**REQUIREMENT:** Pictures stay out; print the rest of the listing below exactly as it stands.

☆ ☆ ☆ ☆ ☆ ☆ ☆

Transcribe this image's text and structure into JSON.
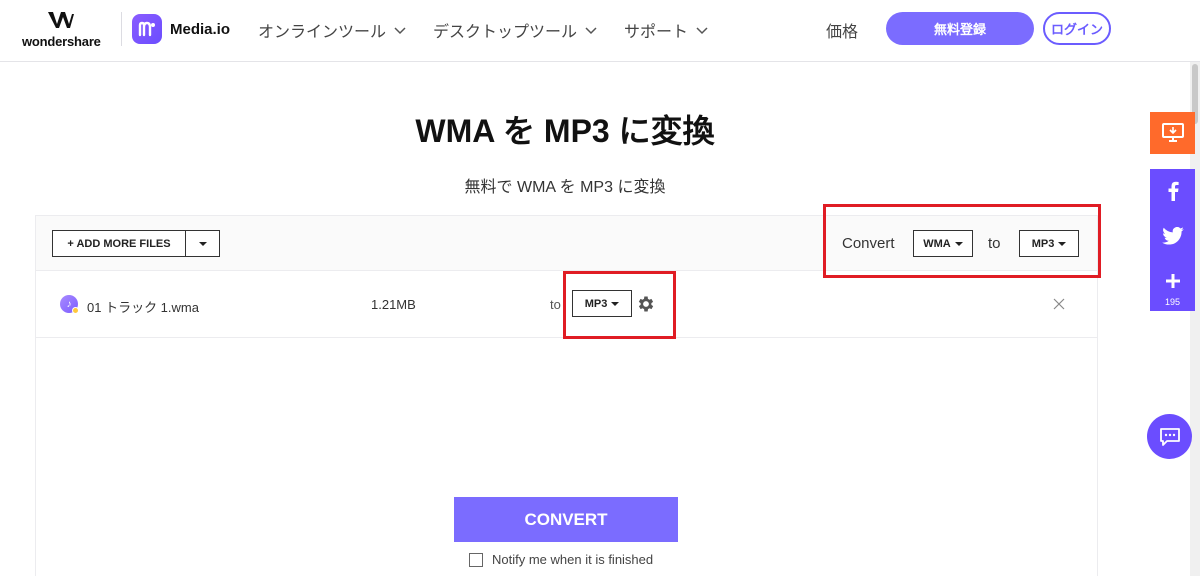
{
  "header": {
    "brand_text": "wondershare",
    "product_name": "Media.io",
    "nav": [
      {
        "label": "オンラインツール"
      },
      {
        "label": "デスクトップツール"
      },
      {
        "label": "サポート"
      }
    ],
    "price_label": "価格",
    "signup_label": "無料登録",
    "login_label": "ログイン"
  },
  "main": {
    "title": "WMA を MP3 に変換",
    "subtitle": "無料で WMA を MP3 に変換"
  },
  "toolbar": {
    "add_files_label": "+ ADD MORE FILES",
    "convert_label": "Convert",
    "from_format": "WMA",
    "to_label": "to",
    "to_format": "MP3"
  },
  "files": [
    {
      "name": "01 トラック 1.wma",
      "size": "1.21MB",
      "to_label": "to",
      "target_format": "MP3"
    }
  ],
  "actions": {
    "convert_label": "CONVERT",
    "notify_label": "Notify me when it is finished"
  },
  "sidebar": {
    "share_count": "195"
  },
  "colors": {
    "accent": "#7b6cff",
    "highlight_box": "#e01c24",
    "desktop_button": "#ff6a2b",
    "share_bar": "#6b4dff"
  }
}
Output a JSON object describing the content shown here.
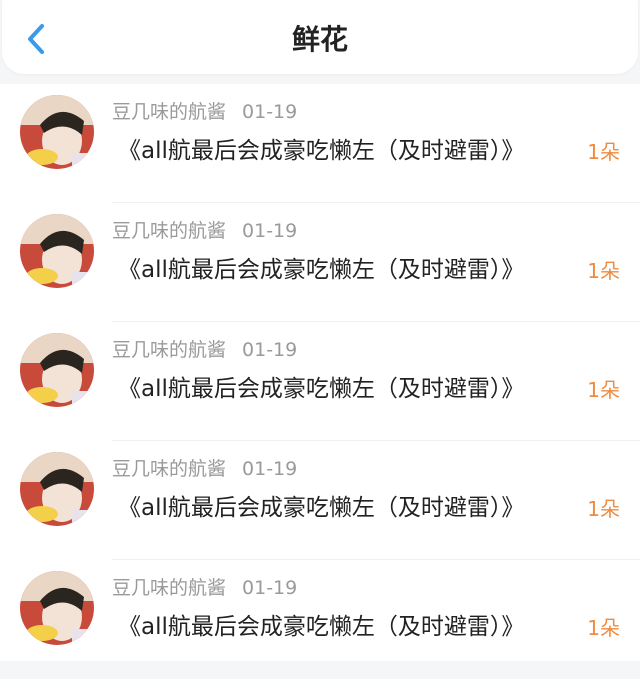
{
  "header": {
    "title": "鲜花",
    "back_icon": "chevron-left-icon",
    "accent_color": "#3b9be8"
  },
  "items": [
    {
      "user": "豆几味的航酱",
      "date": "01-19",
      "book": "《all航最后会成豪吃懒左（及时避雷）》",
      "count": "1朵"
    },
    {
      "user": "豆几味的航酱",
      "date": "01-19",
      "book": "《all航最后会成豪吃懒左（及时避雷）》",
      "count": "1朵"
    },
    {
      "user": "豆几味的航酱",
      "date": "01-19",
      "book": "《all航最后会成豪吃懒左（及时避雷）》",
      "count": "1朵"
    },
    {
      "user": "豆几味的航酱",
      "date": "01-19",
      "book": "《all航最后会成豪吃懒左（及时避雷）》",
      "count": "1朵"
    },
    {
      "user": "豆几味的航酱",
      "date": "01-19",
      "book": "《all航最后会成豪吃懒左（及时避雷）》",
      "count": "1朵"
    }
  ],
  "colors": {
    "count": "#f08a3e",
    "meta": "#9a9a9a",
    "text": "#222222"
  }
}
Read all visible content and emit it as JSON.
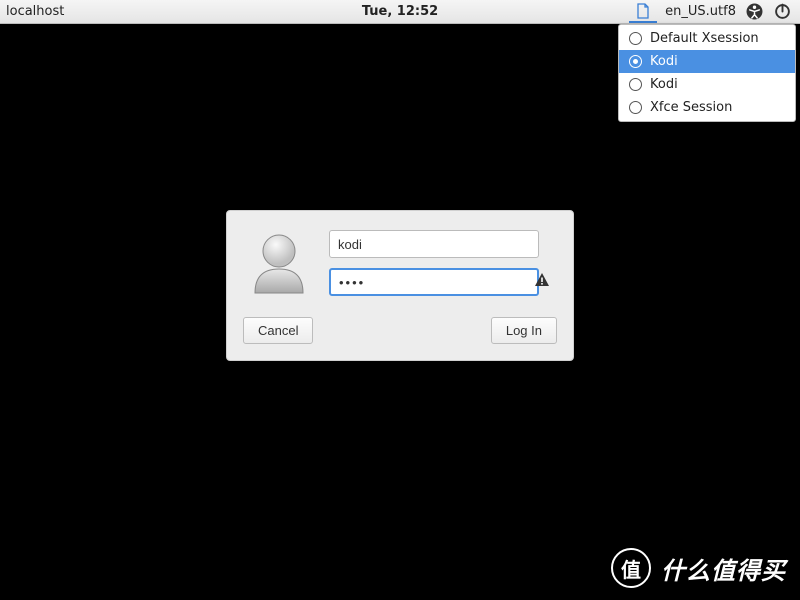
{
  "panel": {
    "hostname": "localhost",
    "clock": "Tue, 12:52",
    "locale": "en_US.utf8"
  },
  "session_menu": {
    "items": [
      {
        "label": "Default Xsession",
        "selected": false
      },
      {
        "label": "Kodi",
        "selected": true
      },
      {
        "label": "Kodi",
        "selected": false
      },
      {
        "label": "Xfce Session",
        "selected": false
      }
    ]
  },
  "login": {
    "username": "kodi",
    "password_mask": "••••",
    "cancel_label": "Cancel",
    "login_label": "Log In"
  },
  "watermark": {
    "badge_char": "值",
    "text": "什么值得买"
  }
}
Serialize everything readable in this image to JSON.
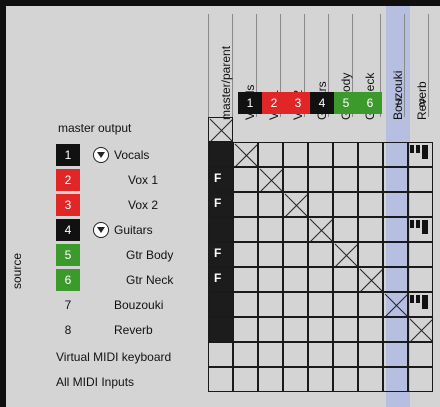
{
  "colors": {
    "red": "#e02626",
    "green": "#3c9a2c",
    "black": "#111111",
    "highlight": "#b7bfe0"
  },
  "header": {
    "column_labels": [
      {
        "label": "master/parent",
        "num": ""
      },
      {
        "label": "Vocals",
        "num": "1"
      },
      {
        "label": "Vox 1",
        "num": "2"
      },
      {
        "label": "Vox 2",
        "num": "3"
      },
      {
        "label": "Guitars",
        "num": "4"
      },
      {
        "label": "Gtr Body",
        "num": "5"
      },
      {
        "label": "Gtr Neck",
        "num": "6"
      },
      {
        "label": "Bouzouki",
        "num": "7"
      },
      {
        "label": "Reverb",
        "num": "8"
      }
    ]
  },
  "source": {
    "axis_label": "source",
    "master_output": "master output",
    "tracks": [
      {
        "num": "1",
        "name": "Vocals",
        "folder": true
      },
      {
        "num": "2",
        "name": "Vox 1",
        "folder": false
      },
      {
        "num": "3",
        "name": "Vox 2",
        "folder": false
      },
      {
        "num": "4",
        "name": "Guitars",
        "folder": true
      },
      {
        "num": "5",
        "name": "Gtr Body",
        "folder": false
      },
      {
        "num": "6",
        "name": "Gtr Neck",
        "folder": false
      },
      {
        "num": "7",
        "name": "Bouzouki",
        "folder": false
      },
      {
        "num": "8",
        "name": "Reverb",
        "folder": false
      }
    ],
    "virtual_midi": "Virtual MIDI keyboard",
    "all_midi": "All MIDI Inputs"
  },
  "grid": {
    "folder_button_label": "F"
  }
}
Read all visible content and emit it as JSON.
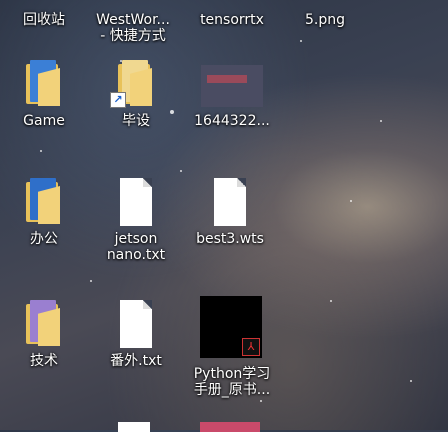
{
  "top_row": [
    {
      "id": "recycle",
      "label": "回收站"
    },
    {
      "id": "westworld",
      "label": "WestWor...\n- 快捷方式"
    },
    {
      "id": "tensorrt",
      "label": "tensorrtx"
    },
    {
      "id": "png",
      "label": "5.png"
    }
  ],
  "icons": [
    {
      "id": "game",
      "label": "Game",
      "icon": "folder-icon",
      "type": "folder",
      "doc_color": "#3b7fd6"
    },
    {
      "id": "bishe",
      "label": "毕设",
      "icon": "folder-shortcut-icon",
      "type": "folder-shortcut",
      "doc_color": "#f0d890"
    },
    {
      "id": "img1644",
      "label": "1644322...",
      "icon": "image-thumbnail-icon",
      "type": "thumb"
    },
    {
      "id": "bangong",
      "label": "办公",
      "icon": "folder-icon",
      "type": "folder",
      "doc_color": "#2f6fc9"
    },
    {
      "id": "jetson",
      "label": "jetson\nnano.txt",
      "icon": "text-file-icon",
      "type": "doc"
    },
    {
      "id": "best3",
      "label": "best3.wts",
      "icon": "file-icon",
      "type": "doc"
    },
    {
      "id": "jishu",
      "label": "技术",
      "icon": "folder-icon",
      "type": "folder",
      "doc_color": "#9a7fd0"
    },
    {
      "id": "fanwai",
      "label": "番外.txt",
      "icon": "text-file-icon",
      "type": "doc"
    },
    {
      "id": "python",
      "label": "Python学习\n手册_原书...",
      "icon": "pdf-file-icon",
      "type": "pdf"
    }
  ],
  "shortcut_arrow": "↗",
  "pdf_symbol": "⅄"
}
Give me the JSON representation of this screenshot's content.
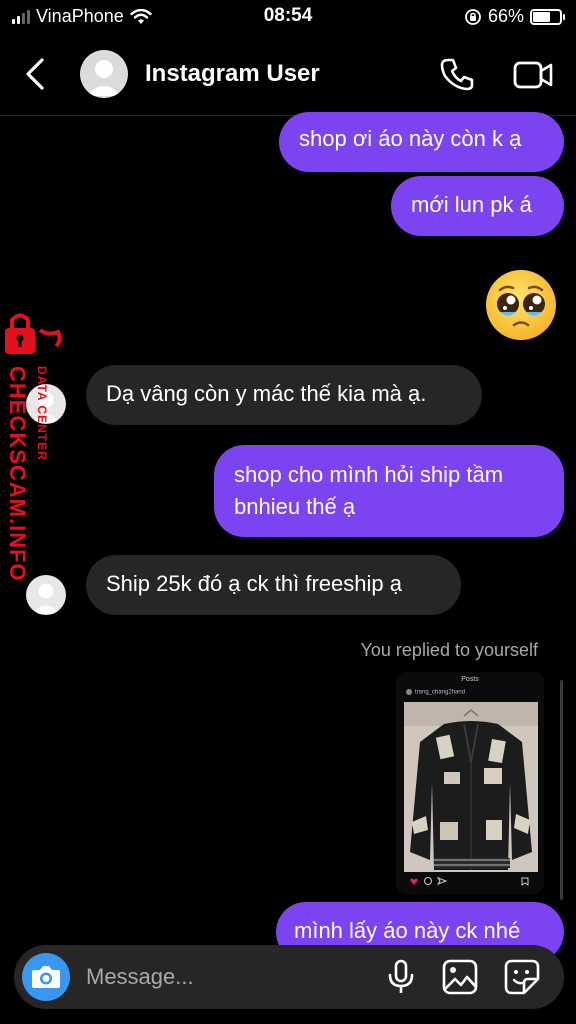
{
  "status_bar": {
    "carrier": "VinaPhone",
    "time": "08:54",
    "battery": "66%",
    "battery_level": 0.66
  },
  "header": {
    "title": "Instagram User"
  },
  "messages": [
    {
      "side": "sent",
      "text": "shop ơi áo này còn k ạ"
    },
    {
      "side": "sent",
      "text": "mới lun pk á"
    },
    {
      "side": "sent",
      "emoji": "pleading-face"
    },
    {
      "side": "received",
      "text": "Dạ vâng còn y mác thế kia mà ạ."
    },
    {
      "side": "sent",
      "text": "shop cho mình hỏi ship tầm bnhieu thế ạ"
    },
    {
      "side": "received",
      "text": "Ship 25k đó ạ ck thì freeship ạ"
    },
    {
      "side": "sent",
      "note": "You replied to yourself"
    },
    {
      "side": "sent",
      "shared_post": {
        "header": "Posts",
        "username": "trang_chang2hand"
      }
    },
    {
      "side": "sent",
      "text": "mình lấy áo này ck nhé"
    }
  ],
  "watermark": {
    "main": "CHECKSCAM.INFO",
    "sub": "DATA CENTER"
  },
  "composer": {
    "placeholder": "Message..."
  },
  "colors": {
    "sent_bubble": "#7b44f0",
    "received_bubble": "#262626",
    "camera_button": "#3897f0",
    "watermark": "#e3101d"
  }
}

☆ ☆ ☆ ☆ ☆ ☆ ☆

**OUTPUT OF THE EXERCISE:**
Transcribe this image's text and structure into JSON.
{
  "header": {
    "brand_text": "wondershare",
    "product_name": "Media.io",
    "nav": [
      {
        "label": "オンラインツール"
      },
      {
        "label": "デスクトップツール"
      },
      {
        "label": "サポート"
      }
    ],
    "price_label": "価格",
    "signup_label": "無料登録",
    "login_label": "ログイン"
  },
  "main": {
    "title": "WMA を MP3 に変換",
    "subtitle": "無料で WMA を MP3 に変換"
  },
  "toolbar": {
    "add_files_label": "+ ADD MORE FILES",
    "convert_label": "Convert",
    "from_format": "WMA",
    "to_label": "to",
    "to_format": "MP3"
  },
  "files": [
    {
      "name": "01 トラック 1.wma",
      "size": "1.21MB",
      "to_label": "to",
      "target_format": "MP3"
    }
  ],
  "actions": {
    "convert_label": "CONVERT",
    "notify_label": "Notify me when it is finished"
  },
  "sidebar": {
    "share_count": "195"
  },
  "colors": {
    "accent": "#7b6cff",
    "highlight_box": "#e01c24",
    "desktop_button": "#ff6a2b",
    "share_bar": "#6b4dff"
  }
}
Output a JSON object describing the content shown here.
{
  "header": {
    "title": "鲜花",
    "back_icon": "chevron-left-icon",
    "accent_color": "#3b9be8"
  },
  "items": [
    {
      "user": "豆几味的航酱",
      "date": "01-19",
      "book": "《all航最后会成豪吃懒左（及时避雷）》",
      "count": "1朵"
    },
    {
      "user": "豆几味的航酱",
      "date": "01-19",
      "book": "《all航最后会成豪吃懒左（及时避雷）》",
      "count": "1朵"
    },
    {
      "user": "豆几味的航酱",
      "date": "01-19",
      "book": "《all航最后会成豪吃懒左（及时避雷）》",
      "count": "1朵"
    },
    {
      "user": "豆几味的航酱",
      "date": "01-19",
      "book": "《all航最后会成豪吃懒左（及时避雷）》",
      "count": "1朵"
    },
    {
      "user": "豆几味的航酱",
      "date": "01-19",
      "book": "《all航最后会成豪吃懒左（及时避雷）》",
      "count": "1朵"
    }
  ],
  "colors": {
    "count": "#f08a3e",
    "meta": "#9a9a9a",
    "text": "#222222"
  }
}
Read all visible content and emit it as JSON.
{
  "panel": {
    "hostname": "localhost",
    "clock": "Tue, 12:52",
    "locale": "en_US.utf8"
  },
  "session_menu": {
    "items": [
      {
        "label": "Default Xsession",
        "selected": false
      },
      {
        "label": "Kodi",
        "selected": true
      },
      {
        "label": "Kodi",
        "selected": false
      },
      {
        "label": "Xfce Session",
        "selected": false
      }
    ]
  },
  "login": {
    "username": "kodi",
    "password_mask": "••••",
    "cancel_label": "Cancel",
    "login_label": "Log In"
  },
  "watermark": {
    "badge_char": "值",
    "text": "什么值得买"
  }
}
Serialize everything readable in this image to JSON.
{
  "colors": {
    "red": "#e02626",
    "green": "#3c9a2c",
    "black": "#111111",
    "highlight": "#b7bfe0"
  },
  "header": {
    "column_labels": [
      {
        "label": "master/parent",
        "num": ""
      },
      {
        "label": "Vocals",
        "num": "1"
      },
      {
        "label": "Vox 1",
        "num": "2"
      },
      {
        "label": "Vox 2",
        "num": "3"
      },
      {
        "label": "Guitars",
        "num": "4"
      },
      {
        "label": "Gtr Body",
        "num": "5"
      },
      {
        "label": "Gtr Neck",
        "num": "6"
      },
      {
        "label": "Bouzouki",
        "num": "7"
      },
      {
        "label": "Reverb",
        "num": "8"
      }
    ]
  },
  "source": {
    "axis_label": "source",
    "master_output": "master output",
    "tracks": [
      {
        "num": "1",
        "name": "Vocals",
        "folder": true
      },
      {
        "num": "2",
        "name": "Vox 1",
        "folder": false
      },
      {
        "num": "3",
        "name": "Vox 2",
        "folder": false
      },
      {
        "num": "4",
        "name": "Guitars",
        "folder": true
      },
      {
        "num": "5",
        "name": "Gtr Body",
        "folder": false
      },
      {
        "num": "6",
        "name": "Gtr Neck",
        "folder": false
      },
      {
        "num": "7",
        "name": "Bouzouki",
        "folder": false
      },
      {
        "num": "8",
        "name": "Reverb",
        "folder": false
      }
    ],
    "virtual_midi": "Virtual MIDI keyboard",
    "all_midi": "All MIDI Inputs"
  },
  "grid": {
    "folder_button_label": "F"
  }
}
Read all visible content and emit it as JSON.
{
  "top_row": [
    {
      "id": "recycle",
      "label": "回收站"
    },
    {
      "id": "westworld",
      "label": "WestWor...\n- 快捷方式"
    },
    {
      "id": "tensorrt",
      "label": "tensorrtx"
    },
    {
      "id": "png",
      "label": "5.png"
    }
  ],
  "icons": [
    {
      "id": "game",
      "label": "Game",
      "icon": "folder-icon",
      "type": "folder",
      "doc_color": "#3b7fd6"
    },
    {
      "id": "bishe",
      "label": "毕设",
      "icon": "folder-shortcut-icon",
      "type": "folder-shortcut",
      "doc_color": "#f0d890"
    },
    {
      "id": "img1644",
      "label": "1644322...",
      "icon": "image-thumbnail-icon",
      "type": "thumb"
    },
    {
      "id": "bangong",
      "label": "办公",
      "icon": "folder-icon",
      "type": "folder",
      "doc_color": "#2f6fc9"
    },
    {
      "id": "jetson",
      "label": "jetson\nnano.txt",
      "icon": "text-file-icon",
      "type": "doc"
    },
    {
      "id": "best3",
      "label": "best3.wts",
      "icon": "file-icon",
      "type": "doc"
    },
    {
      "id": "jishu",
      "label": "技术",
      "icon": "folder-icon",
      "type": "folder",
      "doc_color": "#9a7fd0"
    },
    {
      "id": "fanwai",
      "label": "番外.txt",
      "icon": "text-file-icon",
      "type": "doc"
    },
    {
      "id": "python",
      "label": "Python学习\n手册_原书...",
      "icon": "pdf-file-icon",
      "type": "pdf"
    }
  ],
  "shortcut_arrow": "↗",
  "pdf_symbol": "⅄"
}
Give me the JSON representation of this screenshot's content.
{
  "status_bar": {
    "carrier": "VinaPhone",
    "time": "08:54",
    "battery": "66%",
    "battery_level": 0.66
  },
  "header": {
    "title": "Instagram User"
  },
  "messages": [
    {
      "side": "sent",
      "text": "shop ơi áo này còn k ạ"
    },
    {
      "side": "sent",
      "text": "mới lun pk á"
    },
    {
      "side": "sent",
      "emoji": "pleading-face"
    },
    {
      "side": "received",
      "text": "Dạ vâng còn y mác thế kia mà ạ."
    },
    {
      "side": "sent",
      "text": "shop cho mình hỏi ship tầm bnhieu thế ạ"
    },
    {
      "side": "received",
      "text": "Ship 25k đó ạ ck thì freeship ạ"
    },
    {
      "side": "sent",
      "note": "You replied to yourself"
    },
    {
      "side": "sent",
      "shared_post": {
        "header": "Posts",
        "username": "trang_chang2hand"
      }
    },
    {
      "side": "sent",
      "text": "mình lấy áo này ck nhé"
    }
  ],
  "watermark": {
    "main": "CHECKSCAM.INFO",
    "sub": "DATA CENTER"
  },
  "composer": {
    "placeholder": "Message..."
  },
  "colors": {
    "sent_bubble": "#7b44f0",
    "received_bubble": "#262626",
    "camera_button": "#3897f0",
    "watermark": "#e3101d"
  }
}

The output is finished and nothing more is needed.